Date of Award


Document Type


Degree Name

Doctor of Psychology (PsyD)


Graduate Department of Clinical Psychology

First Advisor

Glena L. Andrews, PhD

Second Advisor

Kathleen Gathercoal, PhD

Third Advisor

Freeman Chakara, PsyD

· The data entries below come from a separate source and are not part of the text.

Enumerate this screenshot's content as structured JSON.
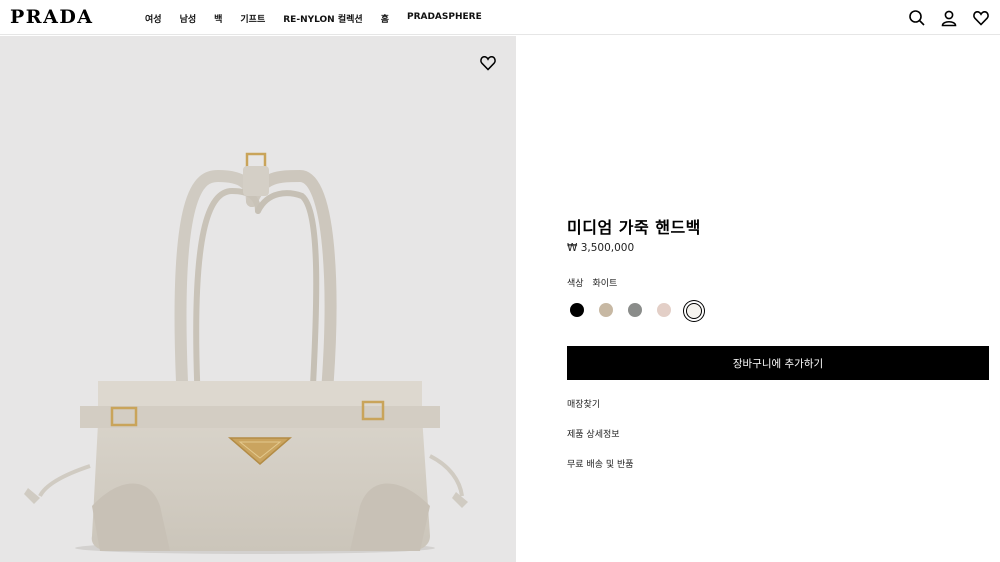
{
  "header": {
    "logo": "PRADA",
    "nav": [
      "여성",
      "남성",
      "백",
      "기프트",
      "RE-NYLON 컬렉션",
      "홈",
      "PRADASPHERE"
    ],
    "icons": [
      "search-icon",
      "account-icon",
      "wishlist-icon"
    ]
  },
  "product": {
    "title": "미디엄 가죽 핸드백",
    "price": "₩ 3,500,000",
    "color_label": "색상",
    "color_value": "화이트",
    "swatches": [
      {
        "name": "black",
        "color": "#000000"
      },
      {
        "name": "tan",
        "color": "#c7b8a3"
      },
      {
        "name": "grey",
        "color": "#8a8c8a"
      },
      {
        "name": "pink",
        "color": "#e3cfc7"
      },
      {
        "name": "white",
        "color": "#f6f4ef",
        "selected": true
      }
    ],
    "add_to_cart": "장바구니에 추가하기",
    "links": [
      "매장찾기",
      "제품 상세정보",
      "무료 배송 및 반품"
    ]
  },
  "colors": {
    "image_bg": "#e7e6e6",
    "bag": "#d8d3ca",
    "accent": "#000000"
  }
}
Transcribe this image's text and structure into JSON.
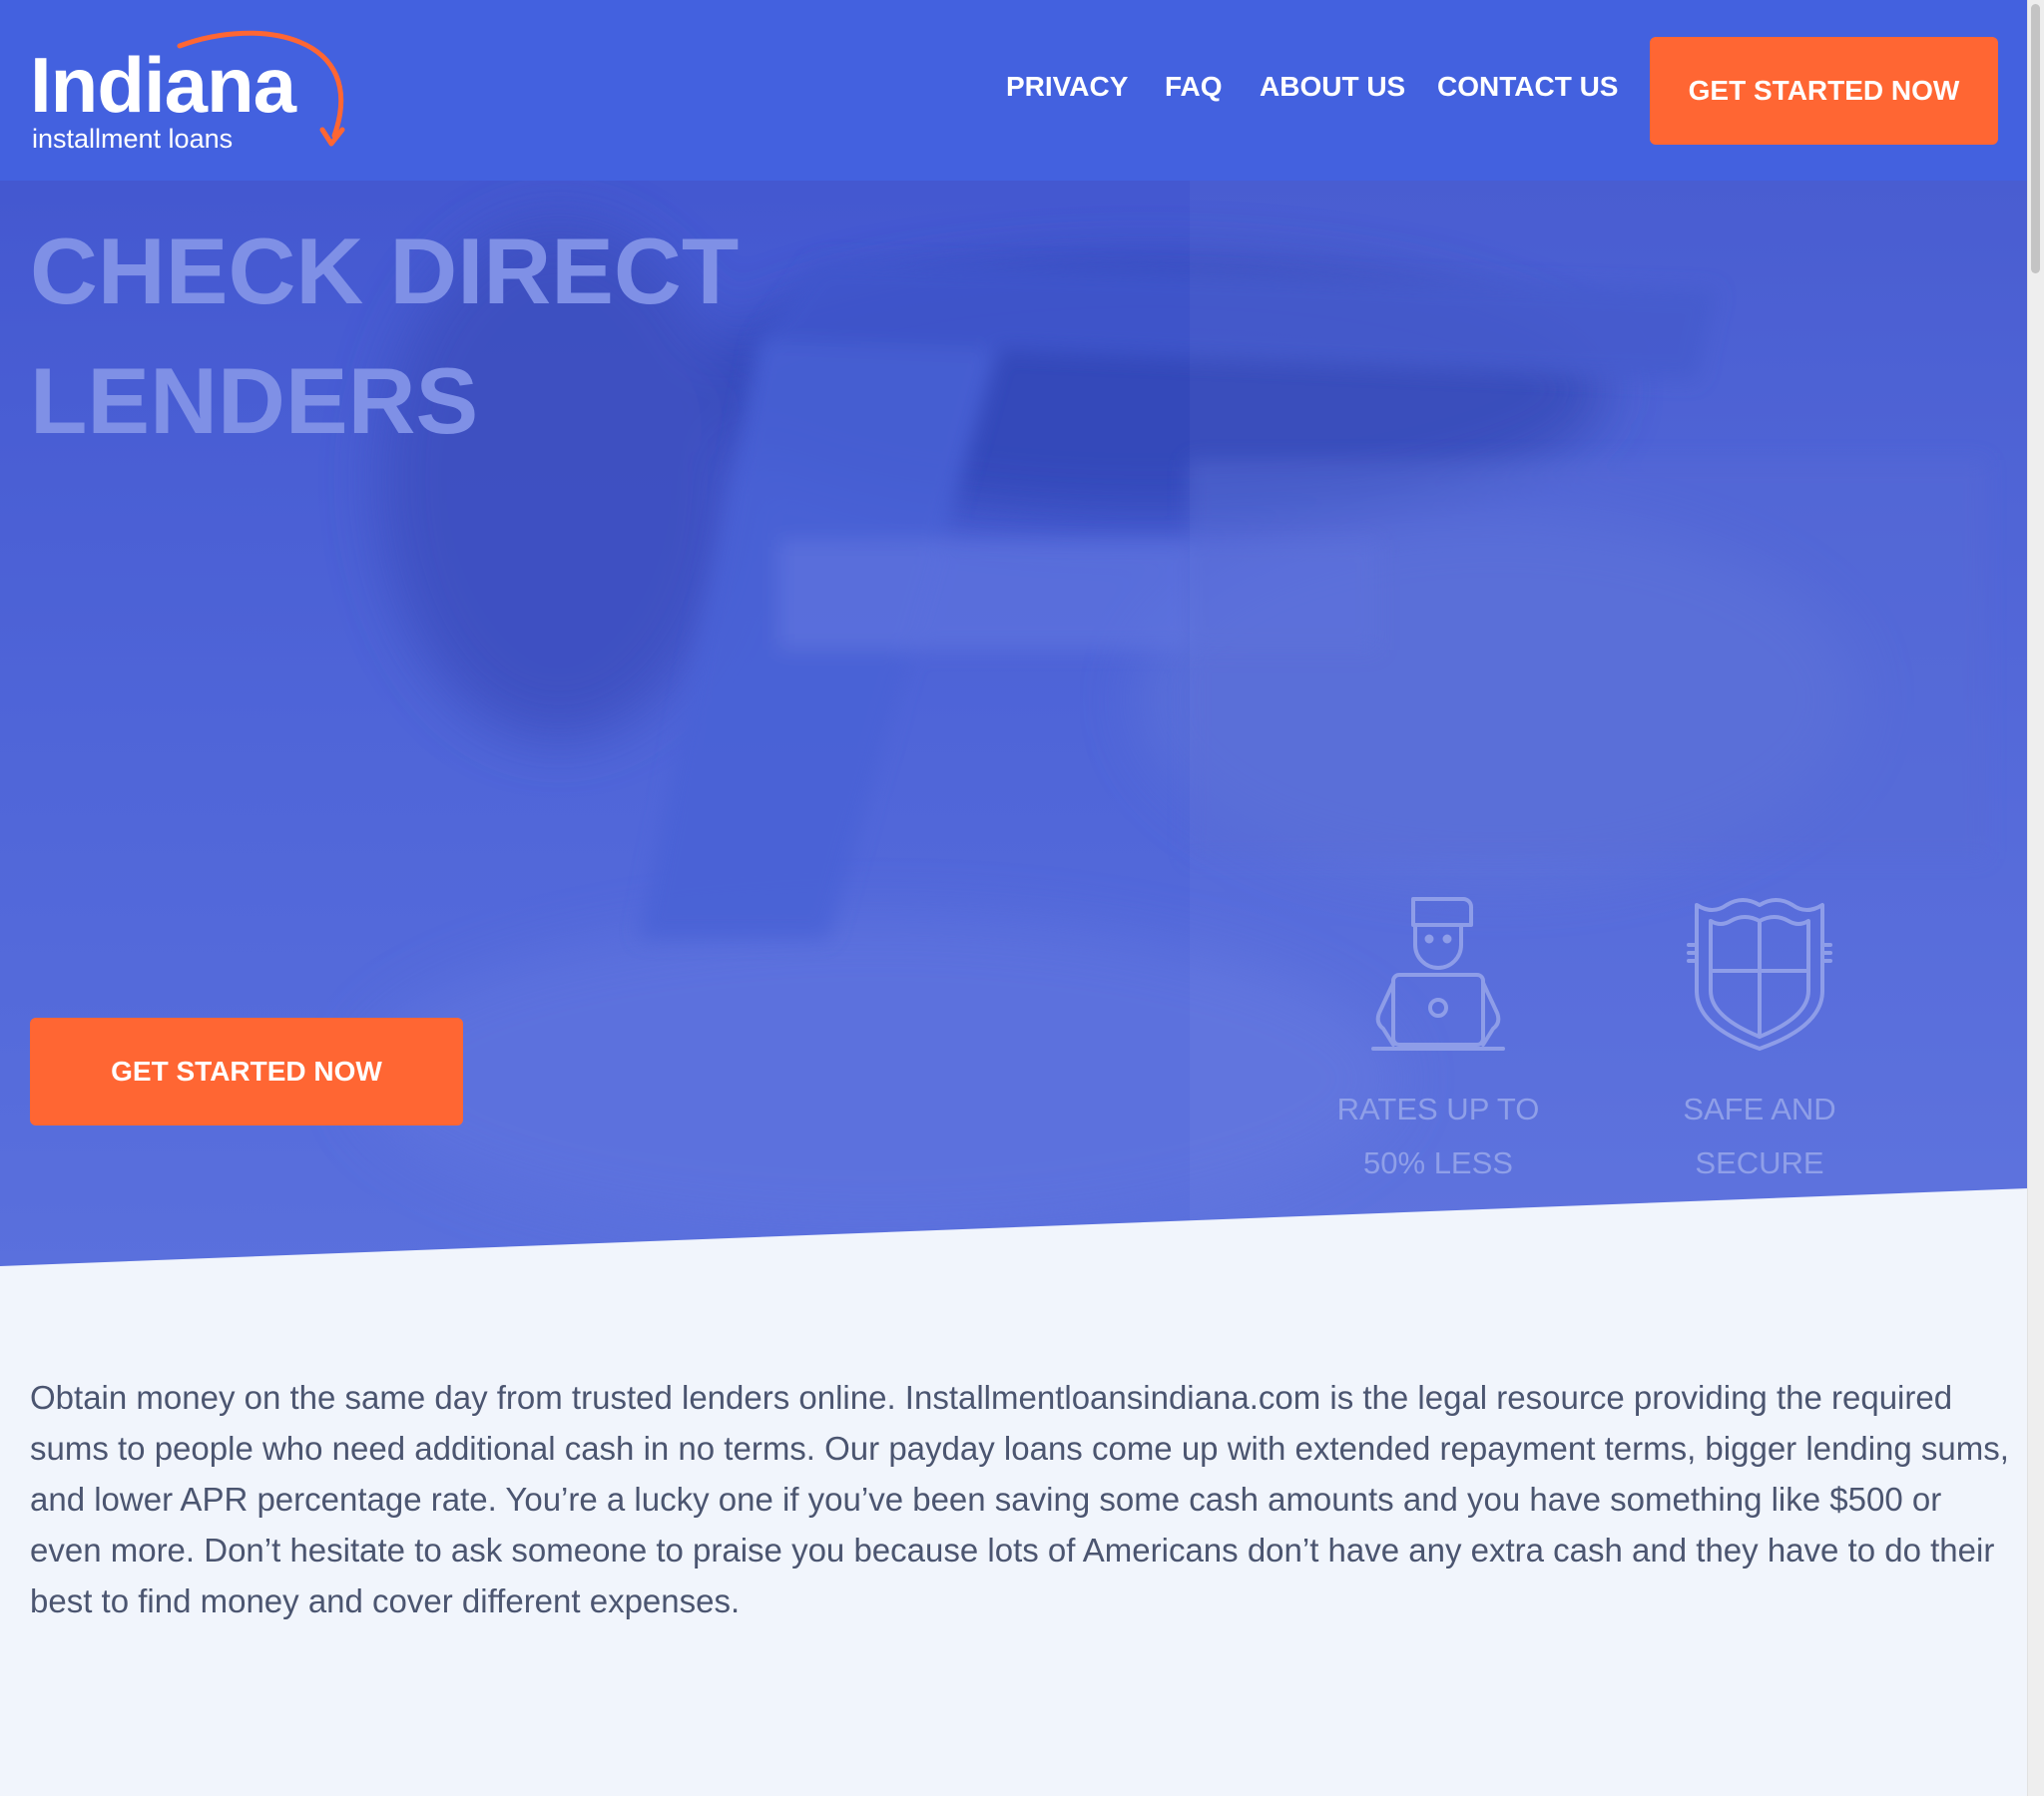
{
  "brand": {
    "name": "Indiana",
    "tagline": "installment loans"
  },
  "nav": {
    "items": [
      {
        "label": "PRIVACY"
      },
      {
        "label": "FAQ"
      },
      {
        "label": "ABOUT US"
      },
      {
        "label": "CONTACT US"
      }
    ],
    "cta_label": "GET STARTED NOW"
  },
  "hero": {
    "title_line1": "CHECK DIRECT",
    "title_line2": "LENDERS",
    "cta_label": "GET STARTED NOW",
    "features": [
      {
        "icon": "person-laptop-icon",
        "label": "RATES UP TO\n50% LESS"
      },
      {
        "icon": "shield-icon",
        "label": "SAFE AND\nSECURE"
      }
    ]
  },
  "content": {
    "paragraph": "Obtain money on the same day from trusted lenders online. Installmentloansindiana.com is the legal resource providing the required sums to people who need additional cash in no terms. Our payday loans come up with extended repayment terms, bigger lending sums, and lower APR percentage rate. You’re a lucky one if you’ve been saving some cash amounts and you have something like $500 or even more. Don’t hesitate to ask someone to praise you because lots of Americans don’t have any extra cash and they have to do their best to find money and cover different expenses."
  },
  "colors": {
    "header_bg": "#4361df",
    "accent": "#ff6633",
    "page_bg": "#f1f5fc",
    "body_text": "#4b5570"
  }
}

With more than 10,000 Sports Related Concussions (SRCs) per year at the collegiate level, interdisciplinary teams are often tasked with determining when an athlete may return to activity (Zuckerman et al., 2015). Due to neurochemical changes following an SRC, athletes are vulnerable to further injury if they suffer another head injury before given appropriate time to heal (Giza & Hovda, 2014). Cognitive testing is routinely utilized to detect the presence of cognitive dysfunction and aid in individualized treatment planning. Because athletes often demonstrate practice effects when retested, it is difficult to distinguish if the athlete is demonstrating cognitive dysfunction. Reliable Change Indices (RCIs) provide a systematic framework for interpreting the change in an individual’s scores over time. The present study sought to develop RCIs with a brief battery of pencil paper tests within the cognitive domains most impacted by SRC. Results indicated significant increases in test scores across various tests due to practice effect. Additionally, reliability coefficients varied significantly across tests, ranging from low to excellent. Reliable Change Indices were calculated and recorded below. Findings indicate the utility of many of the tests administered and provide context to more accurately interpret follow-up testing scores.